Social capital and end-oriented networks
I’m just about to knock off for Christmas, but I have to get ready for a conference at Queensland Uni of Technology early in the New Year where Larry Lessig will be the main speaker. I’m giving a very short presentation, and struggling to improve my understanding of all this, in particular the relationship between the technology of the Internet and notions of social capital. I haven’t come up with anything earthshattering, but I have had some thoughts on which I’d welcome comments.
Lessig stresses benefits of networks with intelligence at the ends rather than the centre. I want to think about this with respect to the network as a device for disseminating innovations, as well as for communication. In a centralised network, any innovation is automatically available to all users, so the dissemination problem is trivial. On the other hand, only those in charge of the network have the capacity to innovate. In a network with intelligence at the ends, innovators may need to take positive action to share their ideas, and can easily conceal innovations or restrict access if there are incentives for this.

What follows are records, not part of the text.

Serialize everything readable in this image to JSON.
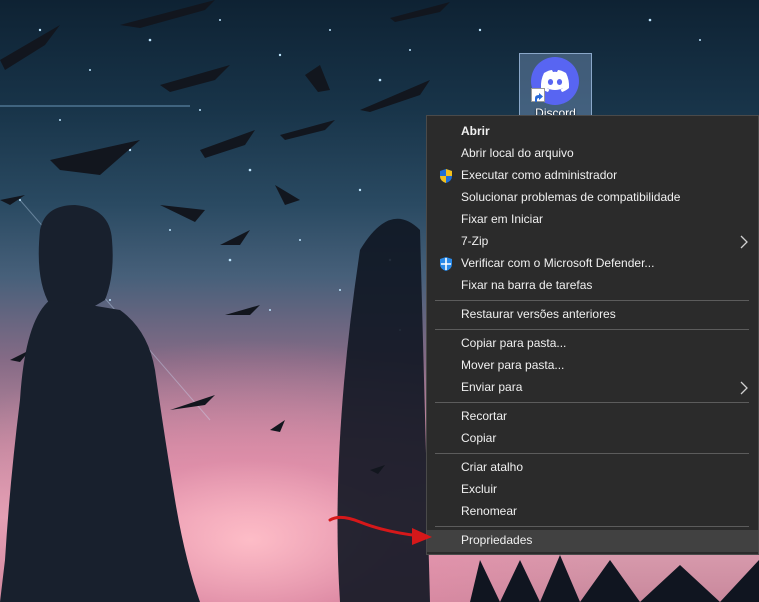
{
  "desktop": {
    "shortcut": {
      "label": "Discord",
      "icon": "discord-icon",
      "overlay_icon": "shortcut-arrow-icon"
    }
  },
  "context_menu": {
    "groups": [
      [
        {
          "label": "Abrir",
          "bold": true
        },
        {
          "label": "Abrir local do arquivo"
        },
        {
          "label": "Executar como administrador",
          "icon": "uac-shield-icon"
        },
        {
          "label": "Solucionar problemas de compatibilidade"
        },
        {
          "label": "Fixar em Iniciar"
        },
        {
          "label": "7-Zip",
          "submenu": true
        },
        {
          "label": "Verificar com o Microsoft Defender...",
          "icon": "defender-shield-icon"
        },
        {
          "label": "Fixar na barra de tarefas"
        }
      ],
      [
        {
          "label": "Restaurar versões anteriores"
        }
      ],
      [
        {
          "label": "Copiar para pasta..."
        },
        {
          "label": "Mover para pasta..."
        },
        {
          "label": "Enviar para",
          "submenu": true
        }
      ],
      [
        {
          "label": "Recortar"
        },
        {
          "label": "Copiar"
        }
      ],
      [
        {
          "label": "Criar atalho"
        },
        {
          "label": "Excluir"
        },
        {
          "label": "Renomear"
        }
      ],
      [
        {
          "label": "Propriedades",
          "highlighted": true
        }
      ]
    ]
  },
  "annotation": {
    "type": "arrow",
    "color": "#d6181a",
    "target": "Propriedades"
  },
  "colors": {
    "menu_bg": "#2b2b2b",
    "menu_text": "#f0f0f0",
    "highlight": "#414141",
    "separator": "#5c5c5c",
    "discord": "#5865f2"
  }
}
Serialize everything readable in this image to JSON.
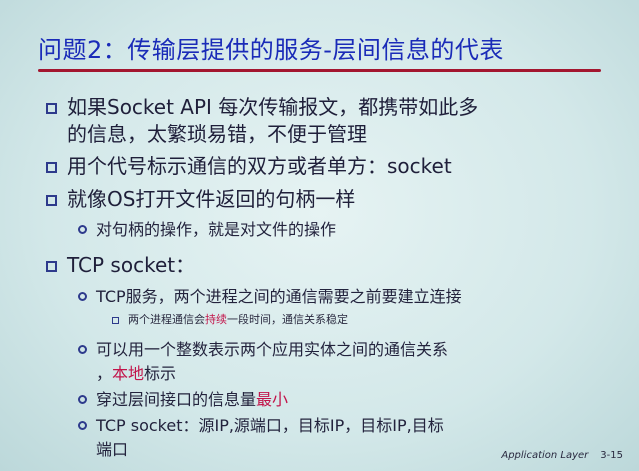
{
  "title": "问题2：传输层提供的服务-层间信息的代表",
  "bullets": {
    "b1_line1": "如果Socket API 每次传输报文，都携带如此多",
    "b1_line2": "的信息，太繁琐易错，不便于管理",
    "b2": "用个代号标示通信的双方或者单方：socket",
    "b3": "就像OS打开文件返回的句柄一样",
    "b3_sub": "对句柄的操作，就是对文件的操作",
    "b4": "TCP socket：",
    "b4_sub1": "TCP服务，两个进程之间的通信需要之前要建立连接",
    "b4_sub1_detail_a": "两个进程通信会",
    "b4_sub1_detail_red": "持续",
    "b4_sub1_detail_b": "一段时间，通信关系稳定",
    "b4_sub2_line1": "可以用一个整数表示两个应用实体之间的通信关系",
    "b4_sub2_line2_a": "，",
    "b4_sub2_line2_red": "本地",
    "b4_sub2_line2_b": "标示",
    "b4_sub3_a": "穿过层间接口的信息量",
    "b4_sub3_red": "最小",
    "b4_sub4_line1": "TCP socket：源IP,源端口，目标IP，目标IP,目标",
    "b4_sub4_line2": "端口"
  },
  "footer": {
    "label": "Application Layer",
    "page": "3-15"
  },
  "colors": {
    "title": "#1a2bb8",
    "rule": "#a3162f",
    "emphasis": "#c2144a",
    "bullet": "#2d3a8c"
  }
}
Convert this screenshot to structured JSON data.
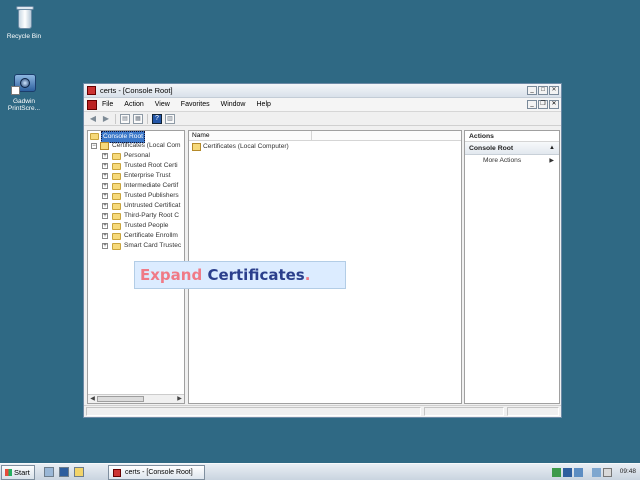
{
  "desktop": {
    "icons": [
      {
        "label": "Recycle Bin"
      },
      {
        "label_line1": "Gadwin",
        "label_line2": "PrintScre..."
      }
    ]
  },
  "window": {
    "title": "certs - [Console Root]",
    "menu": [
      "File",
      "Action",
      "View",
      "Favorites",
      "Window",
      "Help"
    ],
    "tree": {
      "root": "Console Root",
      "cert_node": "Certificates (Local Com",
      "children": [
        "Personal",
        "Trusted Root Certi",
        "Enterprise Trust",
        "Intermediate Certif",
        "Trusted Publishers",
        "Untrusted Certificat",
        "Third-Party Root C",
        "Trusted People",
        "Certificate Enrollm",
        "Smart Card Trustec"
      ]
    },
    "list": {
      "column_name": "Name",
      "items": [
        "Certificates (Local Computer)"
      ]
    },
    "actions": {
      "header": "Actions",
      "section": "Console Root",
      "more": "More Actions"
    }
  },
  "callout": {
    "word1": "Expand",
    "word2": "Certificates",
    "word3": "."
  },
  "taskbar": {
    "start": "Start",
    "task": "certs - [Console Root]",
    "clock": "09:48"
  },
  "colors": {
    "desktop": "#2f6984",
    "selection": "#3b78c9",
    "callout_bg": "#dcecff"
  }
}
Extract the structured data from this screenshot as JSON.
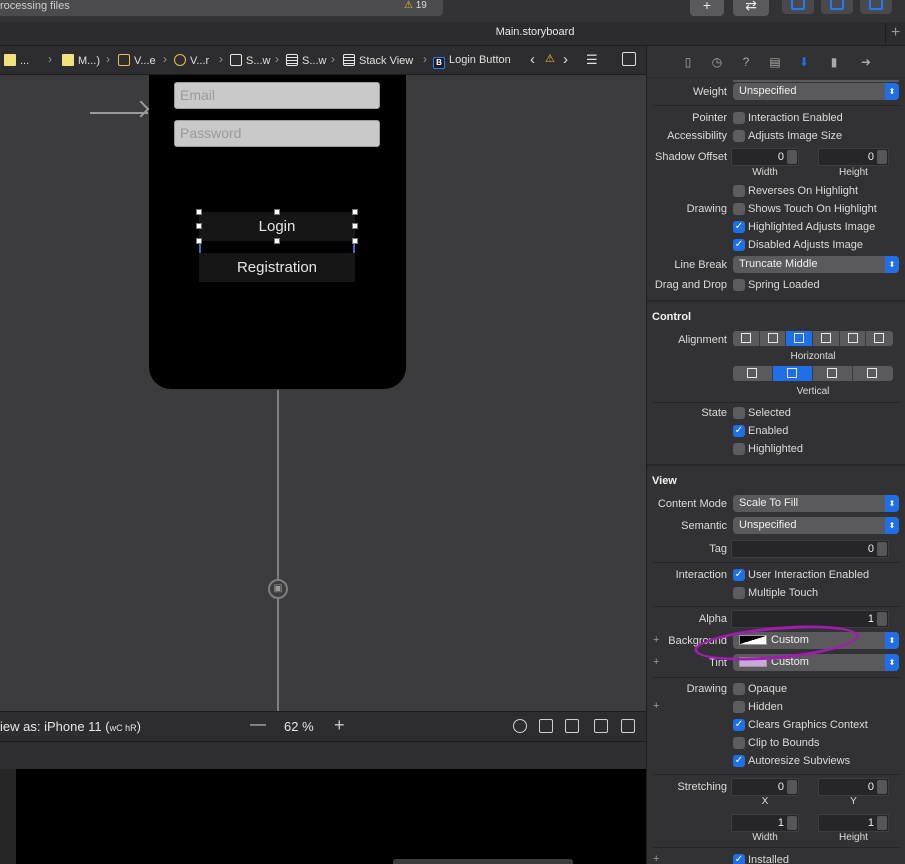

This is reflected, I think in the disappointing returns to the vast amounts or money and effort poured into customer-service innovations of various kinds during the dotcom era. Everything was proprietary, and often patent-protected. So even if the parts of a good idea were all there, they were unlikely to come together.
To make innovation work in an end-oriented network, we need the kind of social capital, and also the kinds of technical protocols that encourage and facilitate sharing. What these are is a topic for further research.
fn2. I had my first experience of One-Click shopping at Amazon the other day. I’m sure I’d get used to it in the end, but I must say I found it rather unnerving. One click to place the order and one to confirm it suits me rather better.